But by far the worst of all these bugs comes with the character model. Most people probably haven’t noticed, but despite Mr. Flappy Bird being an oval, his character model is still a rectangle. That’s why you will sometimes collide with a pipe despite the bird having never actually touched it. The square model would be fine for most games, but in a game where dodging things is your number one priority, it’s detrimental. If I wanted to navigate rectangles through a course of other rectangles, I would play Thomas was Alone (which is another fantastic game).

Though, while I’m on the subject of the character models, let’s talk about the actual looks of our friend the flappy bird. Despite the name of the game (it’s Flappy Bird, in case you’ve forgotten), the unnamed protagonist does not look anything like a bird: it’s a yellow circle with an eye taking up a fourth of its body, containing gigantic red lips and tiny posterior wings that are not big enough to lift a bird half its size. It really looks like a profiled emoticon meant to convey distress that someone pinned cloth wings into. I like to imagine that the main artist has been kept in an underground bunker all his life, while being forced to do artwork for games, and therefore had never seen a real bird. Seriously, I don’t know what it is, but it’s definitely not a bird.

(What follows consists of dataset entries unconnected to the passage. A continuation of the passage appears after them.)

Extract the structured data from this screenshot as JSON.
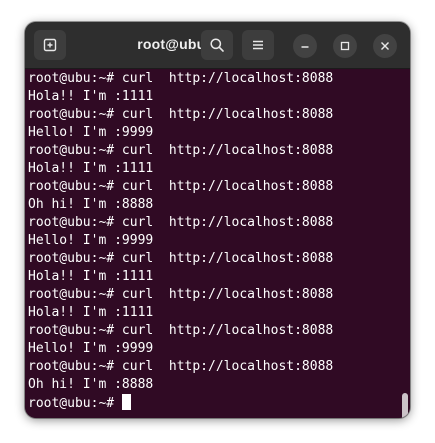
{
  "window": {
    "title": "root@ubu: ~",
    "icons": {
      "new_tab": "new-tab-icon",
      "search": "search-icon",
      "menu": "hamburger-menu-icon",
      "minimize": "minimize-icon",
      "maximize": "maximize-icon",
      "close": "close-icon"
    }
  },
  "terminal": {
    "background": "#300a24",
    "foreground": "#ffffff",
    "lines": [
      "root@ubu:~# curl  http://localhost:8088",
      "Hola!! I'm :1111",
      "root@ubu:~# curl  http://localhost:8088",
      "Hello! I'm :9999",
      "root@ubu:~# curl  http://localhost:8088",
      "Hola!! I'm :1111",
      "root@ubu:~# curl  http://localhost:8088",
      "Oh hi! I'm :8888",
      "root@ubu:~# curl  http://localhost:8088",
      "Hello! I'm :9999",
      "root@ubu:~# curl  http://localhost:8088",
      "Hola!! I'm :1111",
      "root@ubu:~# curl  http://localhost:8088",
      "Hola!! I'm :1111",
      "root@ubu:~# curl  http://localhost:8088",
      "Hello! I'm :9999",
      "root@ubu:~# curl  http://localhost:8088",
      "Oh hi! I'm :8888"
    ],
    "prompt": "root@ubu:~# "
  }
}
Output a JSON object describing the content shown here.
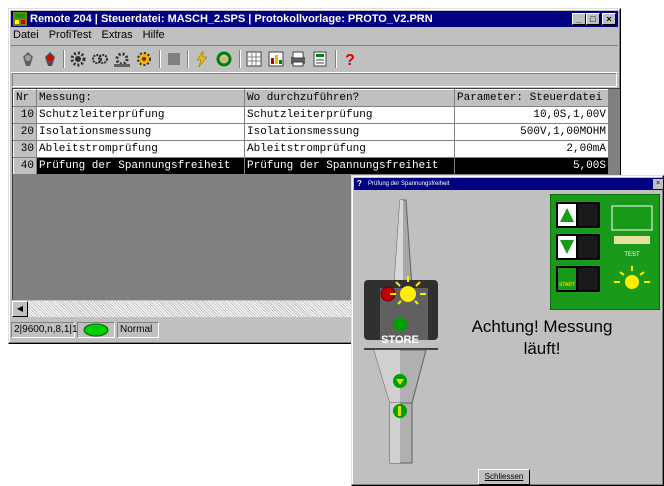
{
  "window": {
    "title": "Remote 204 | Steuerdatei: MASCH_2.SPS | Protokollvorlage: PROTO_V2.PRN",
    "buttons": [
      "_",
      "□",
      "×"
    ]
  },
  "menu": [
    "Datei",
    "ProfiTest",
    "Extras",
    "Hilfe"
  ],
  "table": {
    "headers": [
      "Nr",
      "Messung:",
      "Wo durchzuführen?",
      "Parameter: Steuerdatei"
    ],
    "rows": [
      {
        "nr": "10",
        "messung": "Schutzleiterprüfung",
        "wo": "Schutzleiterprüfung",
        "param": "10,0S,1,00V"
      },
      {
        "nr": "20",
        "messung": "Isolationsmessung",
        "wo": "Isolationsmessung",
        "param": "500V,1,00MOHM"
      },
      {
        "nr": "30",
        "messung": "Ableitstromprüfung",
        "wo": "Ableitstromprüfung",
        "param": "2,00mA"
      },
      {
        "nr": "40",
        "messung": "Prüfung der Spannungsfreiheit",
        "wo": "Prüfung der Spannungsfreiheit",
        "param": "5,00S"
      }
    ],
    "selected_row": 3
  },
  "status": {
    "port": "2|9600,n,8,1|1",
    "mode": "Normal",
    "led_color": "#00cc00"
  },
  "dialog": {
    "title": "Prüfung der Spannungsfreiheit",
    "icon": "?",
    "close": "×",
    "probe_label": "STORE",
    "message_line1": "Achtung! Messung",
    "message_line2": "läuft!",
    "close_button": "Schliessen",
    "panel_start": "START",
    "panel_test": "TEST"
  },
  "colors": {
    "titlebar": "#000080",
    "panel_green": "#1a9a1a",
    "selection": "#000000"
  }
}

The only real redeeming point of the game is the social aspect of it. Much like my motivation to play Temple Run, most people play Flappy Bird with the explicit intention of beating their friends. And I will say that in that realm, it excels. The only places you can go from the game over screen are the main menu or the high scores page, which displays your ranking among your friends and your ranking compared to the world (I’m currently in the two millions). The world scores are incredibly irrelevant, though, since enough people have found a way to cheat their way to 9,999 that the entire list of top 25 players have that score, ranked only by the order of how long it took them to figure out how to do it. That leaves score among friends, and while I agree that there is some satisfaction present in knowing you’ve beaten your friend’s score by three points, the satisfaction is not long-lived or big enough to make the game entertaining.

The biggest thing that bothered me while playing, however, was the complete lack of context present for what you’re doing. I will admit that I’m the type of person who enjoys a well thought out story in my games, but even then, I can appreciate a game with little of one as long as it gives me some motivation for the things I am doing, something which Flappy Bird fails to do. Everything in Flappy Bird raises questions, like “What is the point of all these pipes?”, “Where are those upper pipes attached to?” and “Why can this winged emoticon fly fine until he first sees a pipe?”

While these points may not be incredibly essential in a game with some point to it (or one which is fun), in a game where people are supposed to get mad, it becomes almost essential, so that they don’t yell ” What the hell are these pipes even doing here?” like I ended up doing. Or maybe that’s the point, to induce more rage- in which case, that would be the only design aspect that had any thought added to it.

The worst thing about Flappy Bird by far, though, is that it isn’t fun. Some would say that it is fun because it’s addicting, but cigarettes are also addicting, and those kill you; besides, there are games which are just as addicting that are much more well built than this. A good game needs to be fun; that’s the most essential component, and if it were, everything else could be overlooked. Flappy Bird, however, is not fun, and thus the only judgement that can be passed on it is that it’s a bad game.


Think Flappy Bird is fun? (It’s not.) Have any ideas on the context of Flappy Bird, or what animal the protagonist actually is? Think my opinions are stupid and deserve to be ridiculed? Well, I hear the new website features a comment box right below this paragraph, so feel free to voice your opinion on the subject.